  • The people with the crystals in their pockets might not be as different as the ones with the rosary beads in theirs.
  • The people wearing jeans have just as important things to say as the ones in suits.
  • The people with bindis on their foreheads have something in common with those with ashes on theirs.
  • What’s “natural” to you isn’t the same for everyone.
  • First looks don’t tell us much at all.
  • Where we are born and live doesn’t mean we have to stay in our corners forever.
  • We want more of the same things than we’re taught to realize, but we won’t find peace without finding some common ground under our feet.
  • We’re all lost in our own ways and can’t find our way out when we’re building walls instead of brigades.
  • If we allow our reactions to be based only on what we can see through the smokescreen of someone else’s negative behavior, we miss the chance to set the world on fire in a whole new direction.

Originally published at www.psychologytoday.com


  • Dr. Kris

    Behavioral Science Expert. Psychotherapist Comedian. Global Citizen.

    Northeastern University

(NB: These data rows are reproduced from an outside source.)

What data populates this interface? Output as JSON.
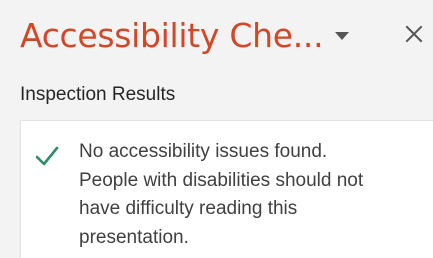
{
  "pane": {
    "title": "Accessibility Che...",
    "options_icon": "dropdown-triangle-icon",
    "close_icon": "close-x-icon",
    "accent_color": "#d24726"
  },
  "inspection": {
    "section_label": "Inspection Results",
    "result_icon": "checkmark-icon",
    "result_icon_color": "#2e8b6e",
    "result_lines": [
      "No accessibility issues found.",
      "People with disabilities should not",
      "have difficulty reading this",
      "presentation."
    ]
  }
}
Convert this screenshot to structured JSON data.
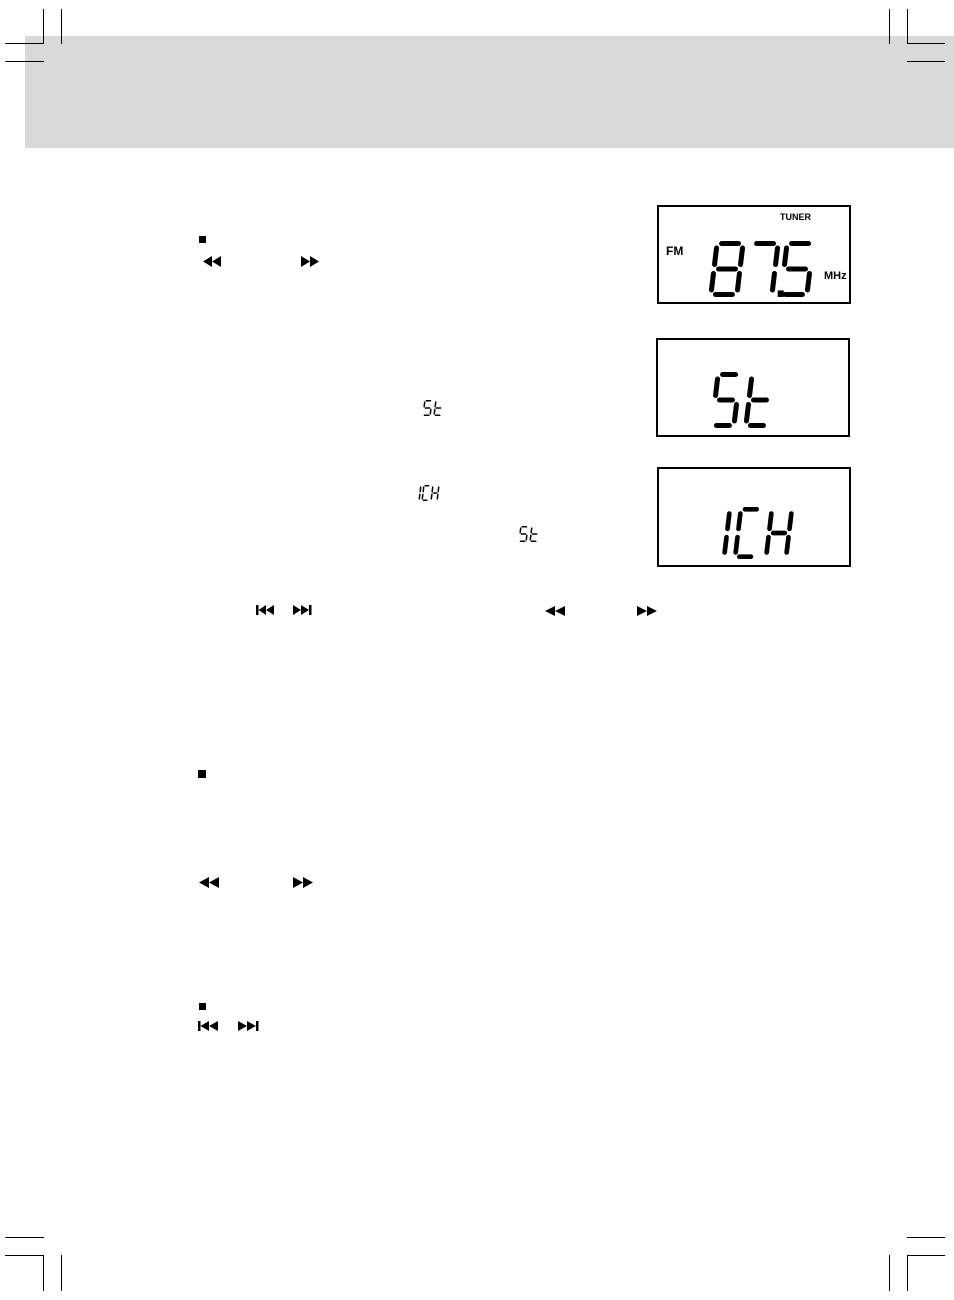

    Dr. Kristen Lee, Ed.D., LICSW, known as “Dr. Kris”, is an internationally recognized, award-winning behavioral science clinician, researcher, educator, speaker, and comedian from Boston, Massachusetts. As the Lead Faculty for Behavioral Science and Faculty-in-Residence at Northeastern University, Dr. Kris’s research and teaching interests include individual and organizational well-being and resilience, particularly for marginalized and underserved populations.  Dr. Kris works with organizations and leaders around the world on how to use the science of behavioral change and human potential to build healthy mental health cultures that help prevent burnout and promote organizational and human sustainability.  She is the author of RESET: Make the Most of Your Stress, winner of the Next Generation Indie Book Awards Motivational Book of 2015, best-selling Mentalligence: A New Psychology of Thinking-Learn What it Takes to be More Agile, Mindful and Connected in Today’s World and Worth the Risk: Learn to Microdose Bravery to Grow Resilience, Connect More, and Offer Yourself to the World, a 2022 The Next Big Idea Book Club nominee. She is the host of Crackin’ Up: Where Therapy Meets Comedy and is a regular contributor to Psychology Today and Thrive Global. Dr. Kris’s work has been featured at Harvard and on NPR, Fast Company, Forbes, and CBS radio. Her TedX talk, The Risk You Must Take is featured on Ted. In her spare time, she can be found out on the running trails, attempting tricky yoga poses, eating peanut butter cups and drinking kale juice—but not all at once. Connect with her at www.kristenlee.com or @TheRealDrKris (Twitter, Instagram, Facebook, Snapchat).